EXERCISE DETAILS: Give the records again in full, exactly as written.
──────── DATASET
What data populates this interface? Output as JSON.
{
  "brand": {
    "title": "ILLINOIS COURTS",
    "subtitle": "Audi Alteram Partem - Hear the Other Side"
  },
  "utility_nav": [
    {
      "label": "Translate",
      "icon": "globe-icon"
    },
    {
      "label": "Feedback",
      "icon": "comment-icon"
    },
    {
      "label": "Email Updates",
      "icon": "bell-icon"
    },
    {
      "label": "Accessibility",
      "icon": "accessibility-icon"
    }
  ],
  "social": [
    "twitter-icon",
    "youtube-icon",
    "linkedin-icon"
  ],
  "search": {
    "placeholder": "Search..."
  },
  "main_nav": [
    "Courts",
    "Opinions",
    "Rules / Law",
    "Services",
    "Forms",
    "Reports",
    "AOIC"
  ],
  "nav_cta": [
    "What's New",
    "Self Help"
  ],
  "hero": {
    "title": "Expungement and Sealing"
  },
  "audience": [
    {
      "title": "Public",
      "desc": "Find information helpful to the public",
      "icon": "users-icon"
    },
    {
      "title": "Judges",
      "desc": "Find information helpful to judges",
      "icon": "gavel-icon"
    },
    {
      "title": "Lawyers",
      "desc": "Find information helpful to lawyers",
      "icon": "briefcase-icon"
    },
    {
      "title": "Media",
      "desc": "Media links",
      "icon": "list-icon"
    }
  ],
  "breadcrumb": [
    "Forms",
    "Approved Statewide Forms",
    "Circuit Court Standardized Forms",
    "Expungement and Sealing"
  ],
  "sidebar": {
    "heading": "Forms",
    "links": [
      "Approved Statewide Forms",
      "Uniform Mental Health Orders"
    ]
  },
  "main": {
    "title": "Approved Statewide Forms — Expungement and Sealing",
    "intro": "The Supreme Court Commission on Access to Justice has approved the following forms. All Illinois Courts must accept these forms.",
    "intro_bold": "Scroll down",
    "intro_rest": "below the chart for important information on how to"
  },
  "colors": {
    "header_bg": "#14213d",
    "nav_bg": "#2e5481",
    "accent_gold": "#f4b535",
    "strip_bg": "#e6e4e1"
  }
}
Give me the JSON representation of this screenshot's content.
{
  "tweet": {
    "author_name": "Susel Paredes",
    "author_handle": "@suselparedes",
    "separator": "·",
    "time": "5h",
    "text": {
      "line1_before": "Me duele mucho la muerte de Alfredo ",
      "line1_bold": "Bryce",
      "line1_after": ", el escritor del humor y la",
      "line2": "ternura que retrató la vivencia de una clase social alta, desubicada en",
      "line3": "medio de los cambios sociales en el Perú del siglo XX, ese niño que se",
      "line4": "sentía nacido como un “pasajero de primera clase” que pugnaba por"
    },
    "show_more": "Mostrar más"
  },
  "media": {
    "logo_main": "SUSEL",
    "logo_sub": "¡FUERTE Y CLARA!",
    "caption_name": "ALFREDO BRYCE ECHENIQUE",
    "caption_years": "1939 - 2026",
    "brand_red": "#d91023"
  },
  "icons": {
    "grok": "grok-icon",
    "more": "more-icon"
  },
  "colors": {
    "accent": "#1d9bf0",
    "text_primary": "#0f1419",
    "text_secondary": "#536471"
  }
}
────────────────
YOUR SOLUTION:
What data populates this interface? Output as JSON.
{
  "brand": {
    "title": "ILLINOIS COURTS",
    "subtitle": "Audi Alteram Partem - Hear the Other Side"
  },
  "utility_nav": [
    {
      "label": "Translate",
      "icon": "globe-icon"
    },
    {
      "label": "Feedback",
      "icon": "comment-icon"
    },
    {
      "label": "Email Updates",
      "icon": "bell-icon"
    },
    {
      "label": "Accessibility",
      "icon": "accessibility-icon"
    }
  ],
  "social": [
    "twitter-icon",
    "youtube-icon",
    "linkedin-icon"
  ],
  "search": {
    "placeholder": "Search..."
  },
  "main_nav": [
    "Courts",
    "Opinions",
    "Rules / Law",
    "Services",
    "Forms",
    "Reports",
    "AOIC"
  ],
  "nav_cta": [
    "What's New",
    "Self Help"
  ],
  "hero": {
    "title": "Expungement and Sealing"
  },
  "audience": [
    {
      "title": "Public",
      "desc": "Find information helpful to the public",
      "icon": "users-icon"
    },
    {
      "title": "Judges",
      "desc": "Find information helpful to judges",
      "icon": "gavel-icon"
    },
    {
      "title": "Lawyers",
      "desc": "Find information helpful to lawyers",
      "icon": "briefcase-icon"
    },
    {
      "title": "Media",
      "desc": "Media links",
      "icon": "list-icon"
    }
  ],
  "breadcrumb": [
    "Forms",
    "Approved Statewide Forms",
    "Circuit Court Standardized Forms",
    "Expungement and Sealing"
  ],
  "sidebar": {
    "heading": "Forms",
    "links": [
      "Approved Statewide Forms",
      "Uniform Mental Health Orders"
    ]
  },
  "main": {
    "title": "Approved Statewide Forms — Expungement and Sealing",
    "intro": "The Supreme Court Commission on Access to Justice has approved the following forms. All Illinois Courts must accept these forms.",
    "intro_bold": "Scroll down",
    "intro_rest": "below the chart for important information on how to"
  },
  "colors": {
    "header_bg": "#14213d",
    "nav_bg": "#2e5481",
    "accent_gold": "#f4b535",
    "strip_bg": "#e6e4e1"
  }
}
Give me the JSON representation of this screenshot's content.
{
  "tweet": {
    "author_name": "Susel Paredes",
    "author_handle": "@suselparedes",
    "separator": "·",
    "time": "5h",
    "text": {
      "line1_before": "Me duele mucho la muerte de Alfredo ",
      "line1_bold": "Bryce",
      "line1_after": ", el escritor del humor y la",
      "line2": "ternura que retrató la vivencia de una clase social alta, desubicada en",
      "line3": "medio de los cambios sociales en el Perú del siglo XX, ese niño que se",
      "line4": "sentía nacido como un “pasajero de primera clase” que pugnaba por"
    },
    "show_more": "Mostrar más"
  },
  "media": {
    "logo_main": "SUSEL",
    "logo_sub": "¡FUERTE Y CLARA!",
    "caption_name": "ALFREDO BRYCE ECHENIQUE",
    "caption_years": "1939 - 2026",
    "brand_red": "#d91023"
  },
  "icons": {
    "grok": "grok-icon",
    "more": "more-icon"
  },
  "colors": {
    "accent": "#1d9bf0",
    "text_primary": "#0f1419",
    "text_secondary": "#536471"
  }
}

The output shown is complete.